There will be no cost increase for non-Wheaton residents to attend Cosley Zoo next year.
The Wheaton Park District Board of Commissioners struck down a motion to raise the admission fee for non-Wheaton resident from $3 to $4. Commissioner Phil Luetkehans spoke against the proposed increase saying just a year ago the board voted to charge $3 for non-residents. Last year the zoo grossed $122,886 in entry fees.
Wheaton residents’ taxes support the petting zoo, so residents of the city are able to enter the zoo without paying an admission.
In a memo to the board, Susan Wahlgren, director of the zoo, said the admission increase would bring the zoo closer to achieving a balanced budget. In 2010 Wahlgren said 87,932 zoo attendees, or 75 percent of zoo of total attendees, were from outside Wheaton. Of those non-resident attendees, she estimated that 40,000 of the attendees were adults. In her memo Wahlgren said the $1increase could generate an additional $40,000 in revenue.
Commissioner Kim VanderSchaaf expressed support for the increase, but she said was concerned the zoo would see a decrease in attendance because of the fee increase. VanderSchaaf said counting on an additional $40,000 in revenue was not fiscally sound because they could not predict how non-residents would react such a fee increase.
VanderSchaaf was not the only one who expressed concern.
“I just think this is premature,” Leutkehans said. “I was surprised to see this in the packet… shocked that we were doing this already. We went from zero to three (dollars) and within another year we go from three to four.”
Leutkehans said everyone wants to see Cosley Zoo in a stronger financial position, but said it’s important for the park district to continue to subsidize the budget.
“I just don’t want to see us drive people away,” he said.
Ray Morrill, board president, said he thinks the board should annually review the zoo’s budget and see if a bump in the admission fee is needed for non-residents.
If approved the fee increase would have gone into effect Jan. 1, 2012.
The board also approved a $220,000 solar energy initiative. Solar panels will be installed on the roof of the Community Center. The contract was awarded to California-based Phoenix Solar.
The park district applied for a grant that would reimburse 60 percent of the construction costs. Park District Executive Director Michael Benard said the reimbursement would save the district $132,000. However, Benard said within 13 years the district’s energy savings could amount to $130,000.
The reimbursement for the project is contingent upon meeting parameters set forth by the grant. Benard said the contract with Phoenix is written to protect the park district’s assets.

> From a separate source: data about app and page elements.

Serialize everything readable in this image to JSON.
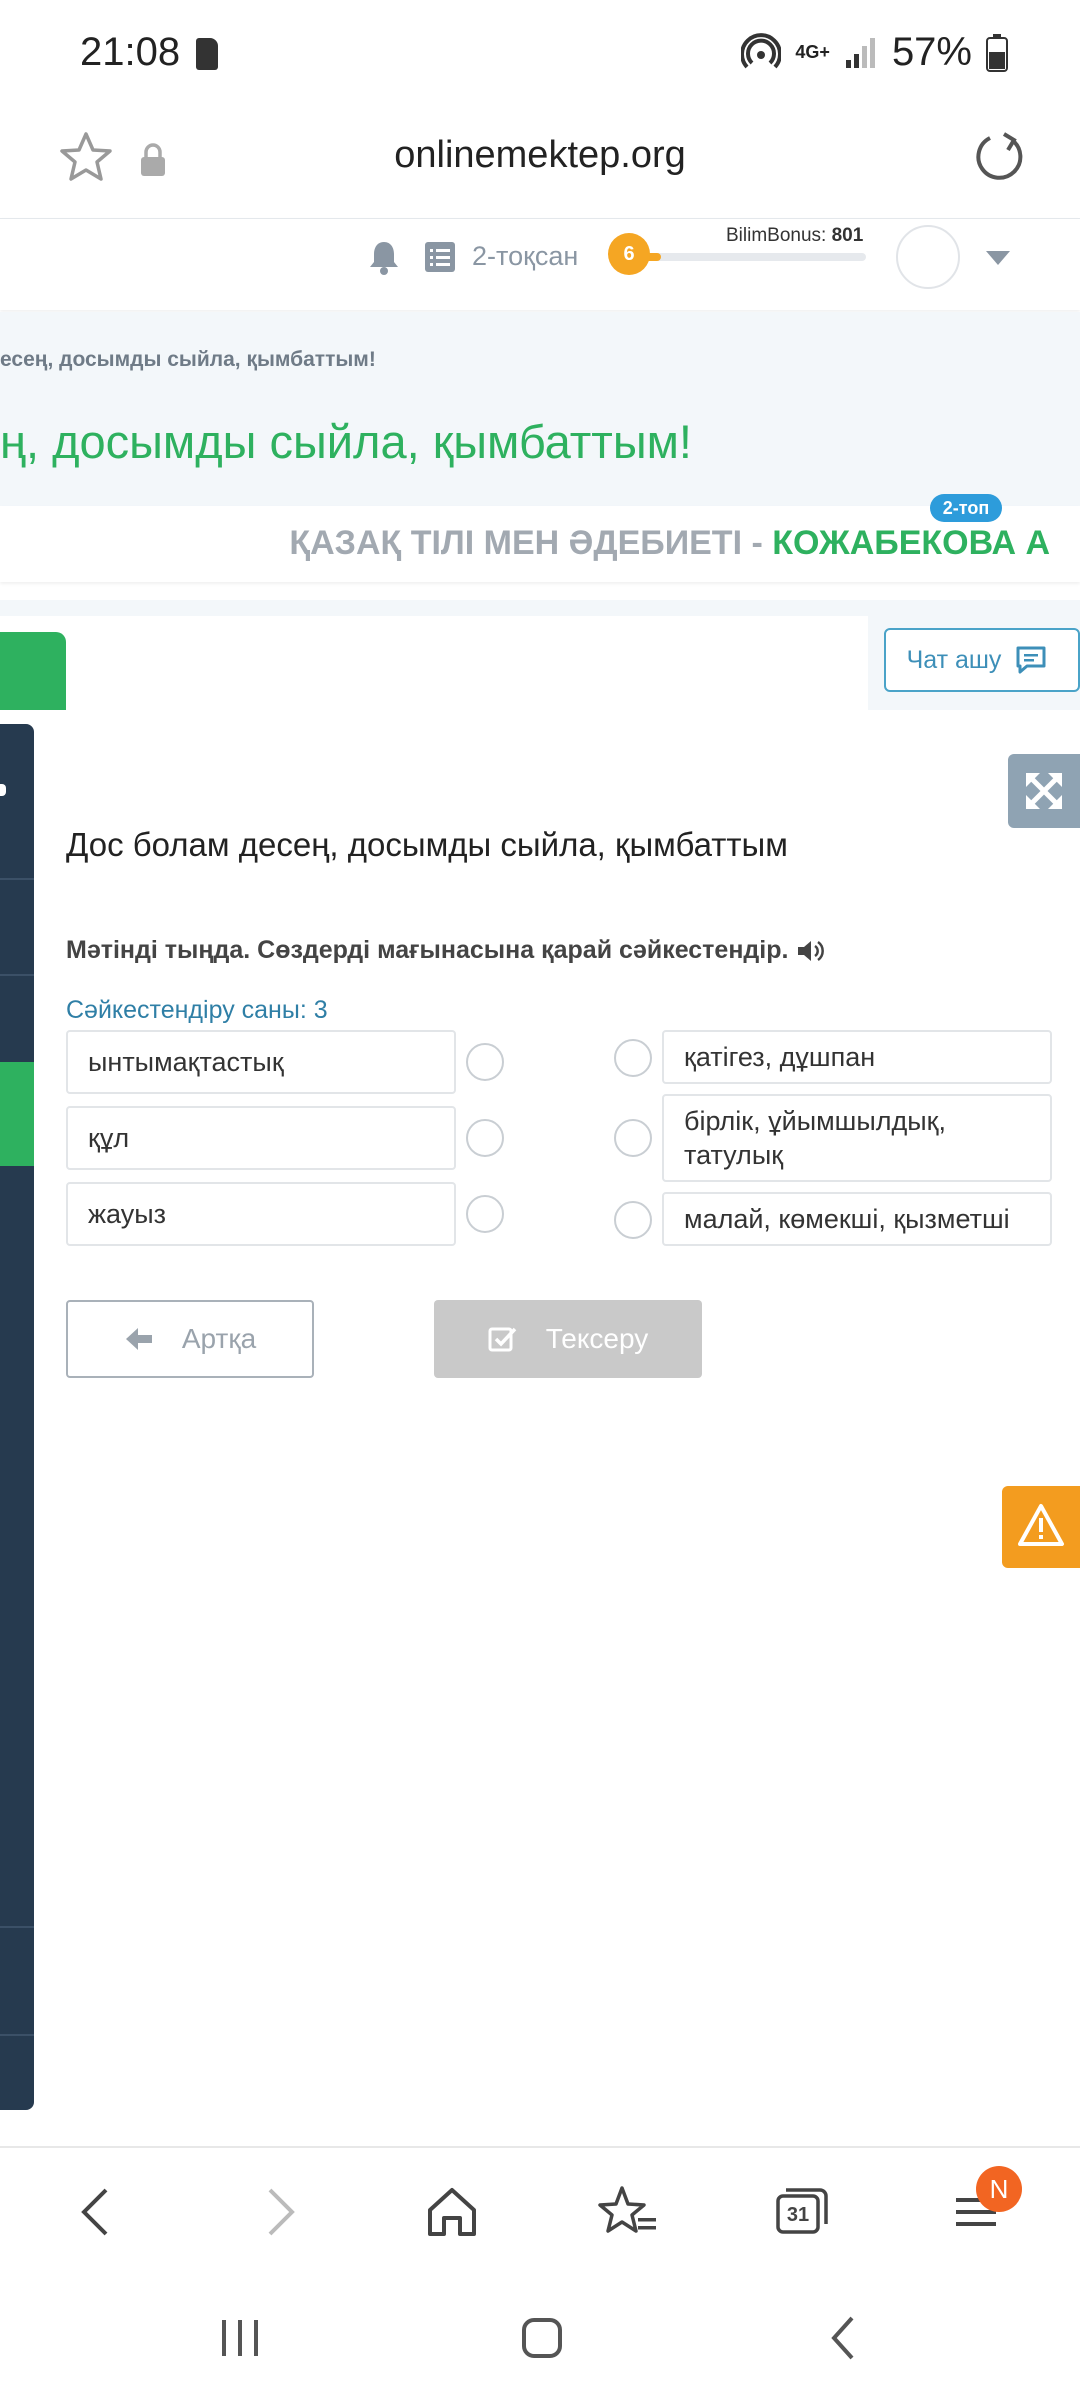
{
  "status_bar": {
    "time": "21:08",
    "network": "4G+",
    "battery": "57%"
  },
  "browser": {
    "url": "onlinemektep.org"
  },
  "header": {
    "quarter": "2-тоқсан",
    "level": "6",
    "bonus_label": "BilimBonus:",
    "bonus_value": "801",
    "bonus_progress": 0.13
  },
  "lesson": {
    "breadcrumb": "есең, досымды сыйла, қымбаттым!",
    "title": "ң, досымды сыйла, қымбаттым!",
    "subject": "ҚАЗАҚ ТІЛІ МЕН ӘДЕБИЕТІ - ",
    "teacher": "КОЖАБЕКОВА А",
    "group": "2-топ",
    "chat_label": "Чат ашу"
  },
  "task": {
    "title": "Дос болам десең, досымды сыйла, қымбаттым",
    "instruction": "Мәтінді тыңда. Сөздерді мағынасына қарай сәйкестендір.",
    "count_label": "Сәйкестендіру саны: 3",
    "left_items": [
      "ынтымақтастық",
      "құл",
      "жауыз"
    ],
    "right_items": [
      "қатігез, дұшпан",
      "бірлік, ұйымшылдық, татулық",
      "малай, көмекші, қызметші"
    ],
    "back_label": "Артқа",
    "check_label": "Тексеру"
  },
  "browser_nav": {
    "tabs_count": "31",
    "menu_badge": "N"
  }
}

Benard said the district is interested in leveraging the resources of other organizations for the benefit of Wheaton.
“As a conservation agency we believe we should advocate for clean energy,” Benard said. “Alternative energy is not going away. It’s only going to be more and more in our lives,” Benard said.
The installation of the 240 panels is expected to be completed by the end of the year.
During a period of citizen response, Cathy Rajcan told the board she was opposed to the idea of bringing a hotel to Arrowhead Golf Club.
In July park district officials with Fairway Suites, LLC, allowing them to represent the park district in presentations to hotel chains such as Marriot, Hilton and Hyatt for a potential project.
“A hotel does not fit in with the mission of the park district,” Rajcan told the board. “A hotel creates too many moving parts for the park district, especially with the purchase of Hubble. In today’s economic environment what’s more important than growth is sustainability.”